───── Records for the task
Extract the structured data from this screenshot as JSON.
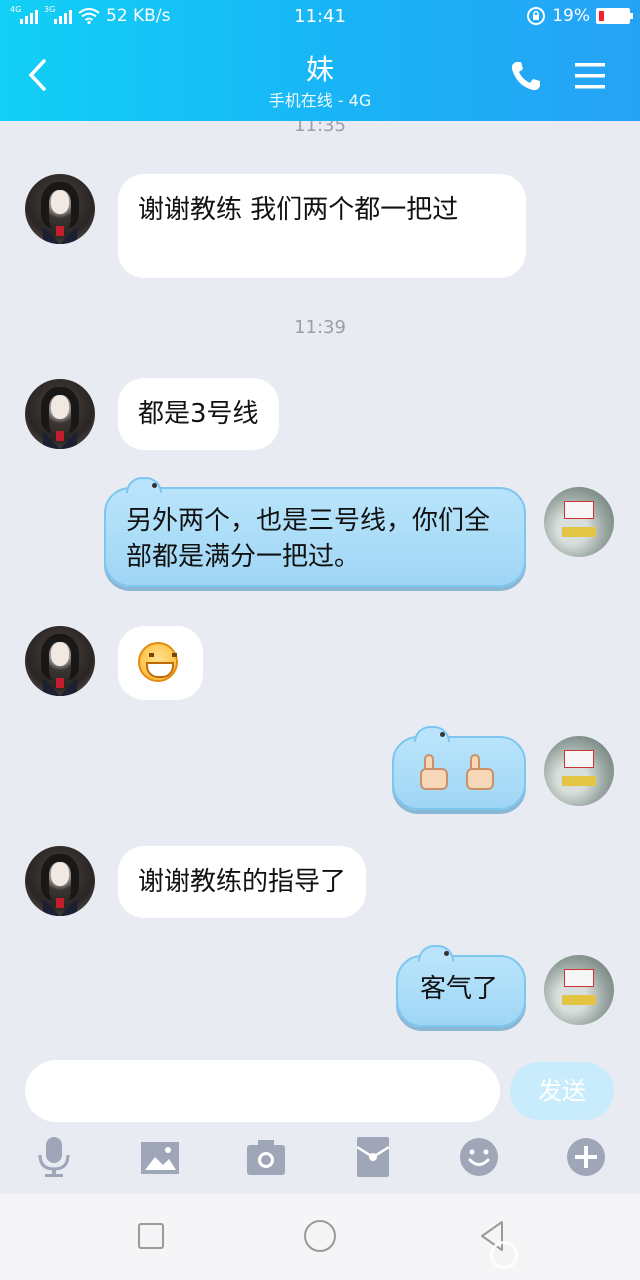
{
  "status_bar": {
    "network_left": "4G",
    "network_right": "3G",
    "speed": "52 KB/s",
    "time": "11:41",
    "battery": "19%",
    "battery_level": 0.19,
    "battery_color": "#f0232f"
  },
  "header": {
    "title": "妹",
    "subtitle": "手机在线 - 4G",
    "back_icon": "chevron-left-icon",
    "call_icon": "phone-icon",
    "menu_icon": "menu-icon"
  },
  "chat": {
    "timestamps": [
      "11:35",
      "11:39"
    ],
    "messages": [
      {
        "side": "in",
        "text": "谢谢教练  我们两个都一把过"
      },
      {
        "side": "in",
        "text": "都是3号线"
      },
      {
        "side": "out",
        "text": "另外两个，也是三号线，你们全部都是满分一把过。"
      },
      {
        "side": "in",
        "emoji": "grinning-face-icon"
      },
      {
        "side": "out",
        "emoji": "thumbs-up-icon x2"
      },
      {
        "side": "in",
        "text": "谢谢教练的指导了"
      },
      {
        "side": "out",
        "text": "客气了"
      }
    ]
  },
  "composer": {
    "input_value": "",
    "send_label": "发送"
  },
  "toolbar": [
    "microphone-icon",
    "image-icon",
    "camera-icon",
    "red-packet-icon",
    "emoji-icon",
    "plus-icon"
  ],
  "nav": [
    "recent-apps-icon",
    "home-icon",
    "back-icon"
  ]
}
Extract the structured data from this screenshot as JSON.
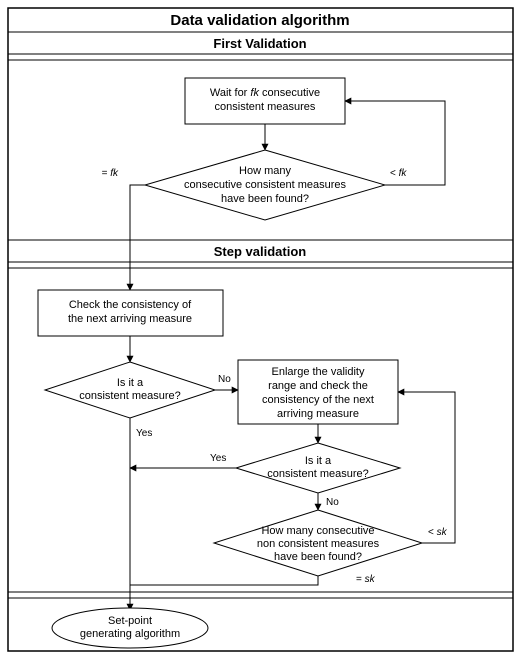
{
  "title": "Data validation algorithm",
  "sections": {
    "first": "First Validation",
    "step": "Step validation"
  },
  "first": {
    "wait_l1": "Wait for ",
    "wait_fk": "fk",
    "wait_l1b": " consecutive",
    "wait_l2": "consistent measures",
    "howmany_l1": "How many",
    "howmany_l2": "consecutive consistent measures",
    "howmany_l3": "have been found?",
    "eq_prefix": "= ",
    "eq_fk": "fk",
    "lt_prefix": "< ",
    "lt_fk": "fk"
  },
  "step": {
    "check_l1": "Check the consistency of",
    "check_l2": "the next arriving measure",
    "q1_l1": "Is it a",
    "q1_l2": "consistent measure?",
    "no": "No",
    "yes": "Yes",
    "enlarge_l1": "Enlarge the validity",
    "enlarge_l2": "range and check the",
    "enlarge_l3": "consistency of the next",
    "enlarge_l4": "arriving measure",
    "q2_l1": "Is it a",
    "q2_l2": "consistent measure?",
    "q3_l1": "How many consecutive",
    "q3_l2": "non consistent measures",
    "q3_l3": "have been found?",
    "lt_prefix": "< ",
    "lt_sk": "sk",
    "eq_prefix": "= ",
    "eq_sk": "sk"
  },
  "terminator": {
    "l1": "Set-point",
    "l2": "generating algorithm"
  }
}
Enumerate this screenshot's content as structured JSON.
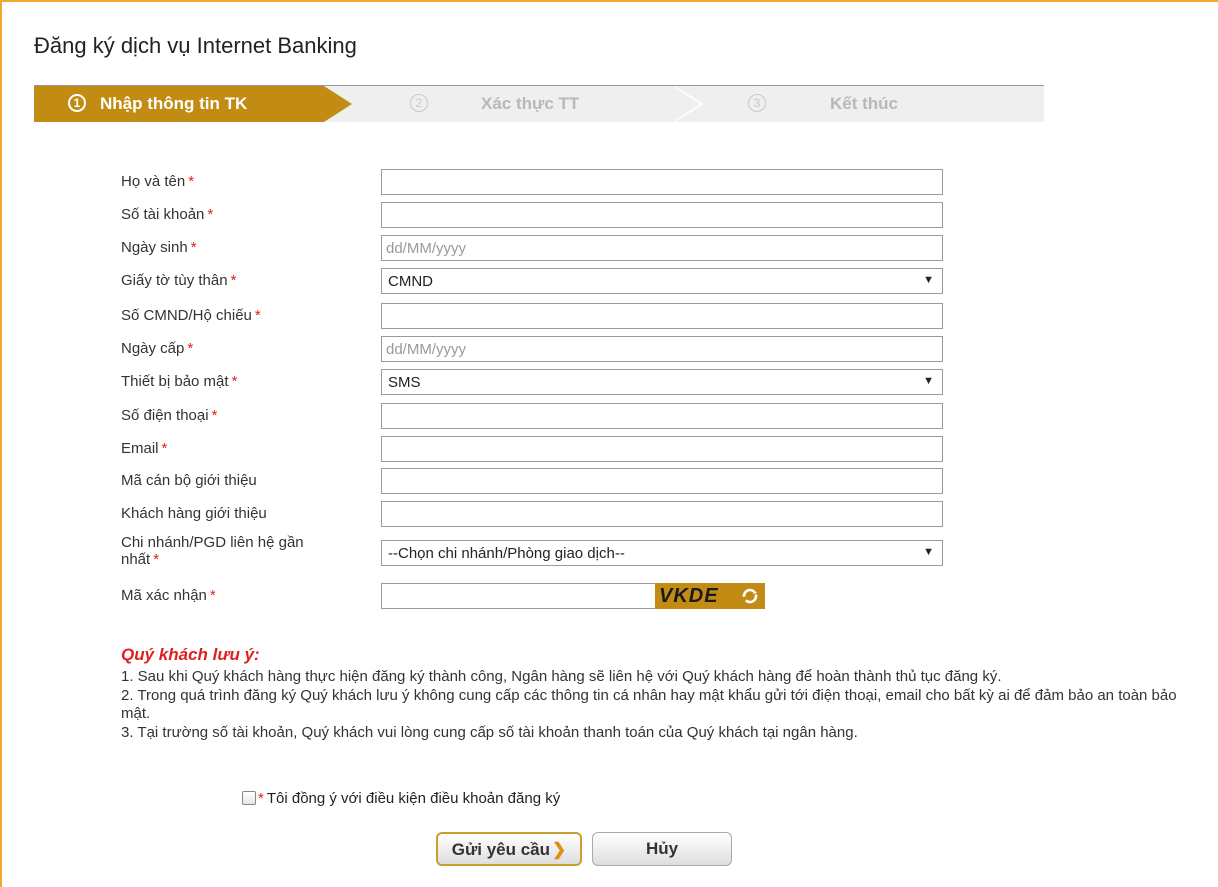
{
  "page_title": "Đăng ký dịch vụ Internet Banking",
  "steps": [
    {
      "num": "1",
      "label": "Nhập thông tin TK"
    },
    {
      "num": "2",
      "label": "Xác thực TT"
    },
    {
      "num": "3",
      "label": "Kết thúc"
    }
  ],
  "required_mark": "*",
  "form": {
    "full_name_label": "Họ và tên",
    "account_no_label": "Số tài khoản",
    "dob_label": "Ngày sinh",
    "dob_placeholder": "dd/MM/yyyy",
    "id_doc_label": "Giấy tờ tùy thân",
    "id_doc_value": "CMND",
    "id_no_label": "Số CMND/Hộ chiếu",
    "issue_date_label": "Ngày cấp",
    "issue_date_placeholder": "dd/MM/yyyy",
    "security_device_label": "Thiết bị bảo mật",
    "security_device_value": "SMS",
    "phone_label": "Số điện thoại",
    "email_label": "Email",
    "referrer_staff_label": "Mã cán bộ giới thiệu",
    "referrer_customer_label": "Khách hàng giới thiệu",
    "branch_label": "Chi nhánh/PGD liên hệ gần nhất",
    "branch_value": "--Chọn chi nhánh/Phòng giao dịch--",
    "captcha_label": "Mã xác nhận",
    "captcha_code": "VKDE"
  },
  "notes": {
    "title": "Quý khách lưu ý:",
    "items": [
      "1. Sau khi Quý khách hàng thực hiện đăng ký thành công, Ngân hàng sẽ liên hệ với Quý khách hàng để hoàn thành thủ tục đăng ký.",
      "2. Trong quá trình đăng ký Quý khách lưu ý không cung cấp các thông tin cá nhân hay mật khẩu gửi tới điện thoại, email cho bất kỳ ai để đảm bảo an toàn bảo mật.",
      "3. Tại trường số tài khoản, Quý khách vui lòng cung cấp số tài khoản thanh toán của Quý khách tại ngân hàng."
    ]
  },
  "agree_text": "Tôi đồng ý với điều kiện điều khoản đăng ký",
  "buttons": {
    "submit": "Gửi yêu cầu",
    "cancel": "Hủy"
  },
  "colors": {
    "accent": "#c28c14",
    "frame": "#f0a830",
    "required": "#e02020"
  },
  "icons": {
    "select_caret": "▼",
    "submit_arrow": "❯"
  }
}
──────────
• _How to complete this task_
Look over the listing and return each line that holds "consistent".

• _Result of this task_
    "wait_l2": "consistent measures",
    "howmany_l2": "consecutive consistent measures",
    "q1_l2": "consistent measure?",
    "q2_l2": "consistent measure?",
    "q3_l2": "non consistent measures",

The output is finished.